Morneau also fielded ground balls at first base and participated in double play drills, the movements for which have triggered the post-concussion symptoms in the past. He’ll wear sunglasses for all workouts to avoid any sun-fueled triggers.
At this point the Twins have indicated that Morneau probably won’t play during the first two weeks of the exhibition schedule, so he still has plenty of hurdles to clear before being in the Opening Day lineup is likely.
Thursday is September 1, which means rosters expand. As a result, the Nationals plan to promote pitcher Mat Latos to the major league roster, Ken Rosenthal of FOX Sports reports. Latos had an opt-out clause for Monday, but after discussing the matter with the team, he agreed to stay at Triple-A Syracuse until Thursday.
Latos, 28, put up a 4.62 ERA over 11 starts with the White Sox before being released in mid-June. Nearly two weeks later, he signed a minor league contract with the Nationals.

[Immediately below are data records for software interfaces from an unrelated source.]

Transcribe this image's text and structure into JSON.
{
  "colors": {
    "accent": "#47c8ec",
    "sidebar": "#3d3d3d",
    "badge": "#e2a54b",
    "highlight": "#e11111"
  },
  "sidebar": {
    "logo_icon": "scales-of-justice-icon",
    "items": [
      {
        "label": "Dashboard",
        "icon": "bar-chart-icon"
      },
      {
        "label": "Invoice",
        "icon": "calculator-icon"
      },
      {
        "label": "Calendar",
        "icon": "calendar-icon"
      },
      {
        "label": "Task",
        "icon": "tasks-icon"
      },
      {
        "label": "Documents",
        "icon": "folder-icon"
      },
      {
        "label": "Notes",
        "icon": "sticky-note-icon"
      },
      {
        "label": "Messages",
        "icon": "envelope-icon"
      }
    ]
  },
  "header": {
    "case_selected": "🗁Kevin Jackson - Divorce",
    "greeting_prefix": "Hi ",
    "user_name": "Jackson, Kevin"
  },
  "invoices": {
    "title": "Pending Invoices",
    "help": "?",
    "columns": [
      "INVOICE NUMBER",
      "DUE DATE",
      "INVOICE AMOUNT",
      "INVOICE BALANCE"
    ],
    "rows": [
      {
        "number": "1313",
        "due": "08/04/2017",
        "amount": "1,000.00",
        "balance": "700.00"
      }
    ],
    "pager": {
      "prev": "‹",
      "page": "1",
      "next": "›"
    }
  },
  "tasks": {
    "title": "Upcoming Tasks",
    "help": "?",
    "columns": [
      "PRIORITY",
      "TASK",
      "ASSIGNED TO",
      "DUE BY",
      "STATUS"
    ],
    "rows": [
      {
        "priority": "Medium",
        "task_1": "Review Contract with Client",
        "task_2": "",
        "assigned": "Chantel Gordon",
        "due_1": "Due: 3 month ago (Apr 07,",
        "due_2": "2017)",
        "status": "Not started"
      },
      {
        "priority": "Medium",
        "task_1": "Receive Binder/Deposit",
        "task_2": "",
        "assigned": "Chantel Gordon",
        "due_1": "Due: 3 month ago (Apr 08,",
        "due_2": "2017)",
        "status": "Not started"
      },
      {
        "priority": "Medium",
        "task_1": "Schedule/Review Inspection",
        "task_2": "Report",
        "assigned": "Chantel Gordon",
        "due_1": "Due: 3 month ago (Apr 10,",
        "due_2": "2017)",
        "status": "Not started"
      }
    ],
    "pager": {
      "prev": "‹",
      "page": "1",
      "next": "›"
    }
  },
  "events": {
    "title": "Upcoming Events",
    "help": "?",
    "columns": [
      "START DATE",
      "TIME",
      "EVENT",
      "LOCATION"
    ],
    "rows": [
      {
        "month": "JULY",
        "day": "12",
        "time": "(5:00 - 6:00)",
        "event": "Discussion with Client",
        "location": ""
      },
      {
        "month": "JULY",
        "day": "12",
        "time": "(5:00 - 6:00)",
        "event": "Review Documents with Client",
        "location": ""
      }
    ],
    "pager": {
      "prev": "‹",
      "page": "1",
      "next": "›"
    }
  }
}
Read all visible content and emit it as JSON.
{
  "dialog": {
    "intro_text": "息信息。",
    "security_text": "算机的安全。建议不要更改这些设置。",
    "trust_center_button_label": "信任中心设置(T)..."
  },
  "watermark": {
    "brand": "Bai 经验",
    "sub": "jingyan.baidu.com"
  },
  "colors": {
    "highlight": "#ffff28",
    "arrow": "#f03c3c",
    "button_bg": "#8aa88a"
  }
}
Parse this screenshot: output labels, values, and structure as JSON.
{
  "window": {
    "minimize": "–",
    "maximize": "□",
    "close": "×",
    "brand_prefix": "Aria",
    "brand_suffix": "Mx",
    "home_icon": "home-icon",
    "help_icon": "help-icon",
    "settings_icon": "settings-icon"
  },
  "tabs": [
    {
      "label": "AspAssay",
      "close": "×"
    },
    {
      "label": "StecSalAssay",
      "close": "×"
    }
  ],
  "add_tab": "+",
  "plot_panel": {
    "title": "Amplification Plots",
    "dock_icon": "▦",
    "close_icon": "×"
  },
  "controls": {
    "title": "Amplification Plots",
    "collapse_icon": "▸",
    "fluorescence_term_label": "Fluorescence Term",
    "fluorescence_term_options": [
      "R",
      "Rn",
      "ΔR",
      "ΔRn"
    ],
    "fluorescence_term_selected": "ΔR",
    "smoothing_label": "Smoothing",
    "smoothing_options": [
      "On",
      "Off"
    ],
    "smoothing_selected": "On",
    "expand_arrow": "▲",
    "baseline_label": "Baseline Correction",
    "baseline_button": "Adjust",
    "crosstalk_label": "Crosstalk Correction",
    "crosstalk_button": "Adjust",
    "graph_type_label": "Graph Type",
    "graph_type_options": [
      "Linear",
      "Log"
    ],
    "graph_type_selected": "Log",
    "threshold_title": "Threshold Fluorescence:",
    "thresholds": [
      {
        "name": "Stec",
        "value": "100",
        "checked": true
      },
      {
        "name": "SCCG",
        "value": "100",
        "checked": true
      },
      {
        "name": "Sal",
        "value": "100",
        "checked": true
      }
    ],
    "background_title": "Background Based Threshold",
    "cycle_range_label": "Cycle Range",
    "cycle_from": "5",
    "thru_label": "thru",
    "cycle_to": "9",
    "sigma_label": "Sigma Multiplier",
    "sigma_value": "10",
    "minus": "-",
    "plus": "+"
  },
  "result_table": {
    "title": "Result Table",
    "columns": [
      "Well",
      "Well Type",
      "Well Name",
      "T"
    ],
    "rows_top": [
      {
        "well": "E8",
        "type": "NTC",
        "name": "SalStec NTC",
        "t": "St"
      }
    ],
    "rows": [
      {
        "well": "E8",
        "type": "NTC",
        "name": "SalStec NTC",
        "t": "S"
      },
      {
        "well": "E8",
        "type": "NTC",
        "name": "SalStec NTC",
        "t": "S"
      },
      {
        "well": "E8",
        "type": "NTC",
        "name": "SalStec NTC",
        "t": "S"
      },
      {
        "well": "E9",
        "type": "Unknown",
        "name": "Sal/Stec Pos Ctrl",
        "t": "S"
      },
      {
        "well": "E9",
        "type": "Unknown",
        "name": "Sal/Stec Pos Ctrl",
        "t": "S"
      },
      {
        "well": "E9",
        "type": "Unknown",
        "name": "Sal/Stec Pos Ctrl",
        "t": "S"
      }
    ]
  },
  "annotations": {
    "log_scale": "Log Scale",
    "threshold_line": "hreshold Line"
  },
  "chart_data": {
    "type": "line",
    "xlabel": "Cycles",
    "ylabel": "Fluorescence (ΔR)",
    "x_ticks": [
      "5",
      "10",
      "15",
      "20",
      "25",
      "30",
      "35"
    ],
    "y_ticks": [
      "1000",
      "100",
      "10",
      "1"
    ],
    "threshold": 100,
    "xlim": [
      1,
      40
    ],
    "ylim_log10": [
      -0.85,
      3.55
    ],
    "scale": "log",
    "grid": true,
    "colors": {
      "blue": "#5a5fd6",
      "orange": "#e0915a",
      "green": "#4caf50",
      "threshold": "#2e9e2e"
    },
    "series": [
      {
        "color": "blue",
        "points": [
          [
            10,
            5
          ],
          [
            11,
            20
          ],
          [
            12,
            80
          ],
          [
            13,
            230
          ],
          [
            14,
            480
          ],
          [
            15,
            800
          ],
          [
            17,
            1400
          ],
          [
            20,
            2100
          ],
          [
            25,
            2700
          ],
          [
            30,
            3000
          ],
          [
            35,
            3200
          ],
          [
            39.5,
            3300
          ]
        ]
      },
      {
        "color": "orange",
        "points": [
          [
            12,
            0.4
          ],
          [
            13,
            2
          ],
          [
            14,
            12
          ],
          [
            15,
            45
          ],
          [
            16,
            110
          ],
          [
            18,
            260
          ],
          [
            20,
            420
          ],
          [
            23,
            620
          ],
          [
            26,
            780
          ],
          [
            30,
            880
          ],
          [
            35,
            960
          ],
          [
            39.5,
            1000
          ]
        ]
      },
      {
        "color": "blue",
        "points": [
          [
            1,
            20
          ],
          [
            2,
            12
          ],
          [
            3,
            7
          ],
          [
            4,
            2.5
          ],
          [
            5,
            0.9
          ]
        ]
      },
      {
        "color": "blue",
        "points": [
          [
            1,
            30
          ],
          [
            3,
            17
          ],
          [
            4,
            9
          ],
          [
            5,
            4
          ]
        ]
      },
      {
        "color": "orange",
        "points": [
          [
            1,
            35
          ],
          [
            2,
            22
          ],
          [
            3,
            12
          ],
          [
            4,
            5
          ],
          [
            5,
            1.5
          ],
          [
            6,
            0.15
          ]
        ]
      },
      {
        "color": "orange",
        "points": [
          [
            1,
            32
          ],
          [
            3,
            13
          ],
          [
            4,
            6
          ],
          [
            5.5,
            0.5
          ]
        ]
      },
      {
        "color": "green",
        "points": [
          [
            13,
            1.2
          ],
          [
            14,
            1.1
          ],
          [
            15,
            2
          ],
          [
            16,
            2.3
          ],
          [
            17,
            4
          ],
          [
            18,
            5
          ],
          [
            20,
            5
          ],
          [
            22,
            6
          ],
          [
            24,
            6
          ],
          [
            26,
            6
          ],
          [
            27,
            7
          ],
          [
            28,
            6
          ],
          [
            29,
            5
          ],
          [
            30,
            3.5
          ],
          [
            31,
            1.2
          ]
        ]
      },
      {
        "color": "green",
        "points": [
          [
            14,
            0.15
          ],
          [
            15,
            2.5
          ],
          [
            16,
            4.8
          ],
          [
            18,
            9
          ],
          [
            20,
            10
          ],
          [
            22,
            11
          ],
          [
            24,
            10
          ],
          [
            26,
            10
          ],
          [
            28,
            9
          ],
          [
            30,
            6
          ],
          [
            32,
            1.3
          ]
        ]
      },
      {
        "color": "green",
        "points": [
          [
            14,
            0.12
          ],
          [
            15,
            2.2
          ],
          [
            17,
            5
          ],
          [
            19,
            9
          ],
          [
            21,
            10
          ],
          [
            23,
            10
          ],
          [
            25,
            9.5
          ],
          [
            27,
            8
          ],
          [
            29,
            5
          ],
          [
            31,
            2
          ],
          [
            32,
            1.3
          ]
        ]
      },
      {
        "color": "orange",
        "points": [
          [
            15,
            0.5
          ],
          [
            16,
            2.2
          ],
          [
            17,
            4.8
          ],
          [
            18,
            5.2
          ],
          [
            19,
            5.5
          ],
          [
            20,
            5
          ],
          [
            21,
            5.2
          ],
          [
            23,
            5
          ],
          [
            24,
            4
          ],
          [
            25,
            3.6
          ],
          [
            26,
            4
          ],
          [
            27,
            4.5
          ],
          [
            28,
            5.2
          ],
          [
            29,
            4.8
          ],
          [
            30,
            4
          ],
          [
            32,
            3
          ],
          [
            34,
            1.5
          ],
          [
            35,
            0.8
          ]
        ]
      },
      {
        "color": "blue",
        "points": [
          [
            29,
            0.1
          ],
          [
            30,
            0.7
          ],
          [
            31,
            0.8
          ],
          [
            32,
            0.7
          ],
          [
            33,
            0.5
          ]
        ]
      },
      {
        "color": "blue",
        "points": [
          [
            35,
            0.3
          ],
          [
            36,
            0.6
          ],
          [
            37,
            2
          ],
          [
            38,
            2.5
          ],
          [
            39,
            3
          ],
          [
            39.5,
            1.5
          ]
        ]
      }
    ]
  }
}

In the Nationals’ minor league system, Latos has made three starts for the club’s Gulf Coast League team as well as three for Syracuse. In aggregate, the right-hander has yielded six runs (four earned) on 20 hits and 10 walks with 28 strikeouts in 28 innings.
Latos will likely pitch out of a long relief role for the Nationals and can be used as starting rotation insurance as well.
Mark Buehrle hasn’t officially retired, but he hasn’t thrown a pitch in professional baseball since last October. Still, the Blue Jays wouldn’t mind having some insurance, so manager John Gibbons recently texted Buehrle, “You know, rosters expand in September,” Sportsnet’s Ben Nicholson-Smith reports.
Buehrle’s response? He texted back a picture of a lake. Sounds like he’s not interested in making a return, at least this year.
Last year, at the age of 36, Buehrle went 15-8 with a 3.81 ERA with a 91/33 K/BB ratio in 198 2/3 innings while leading the league with four complete games. He fell 1 1/3 innings shy of a 15th consecutive 200-inning season. There are many worse ways to end a career.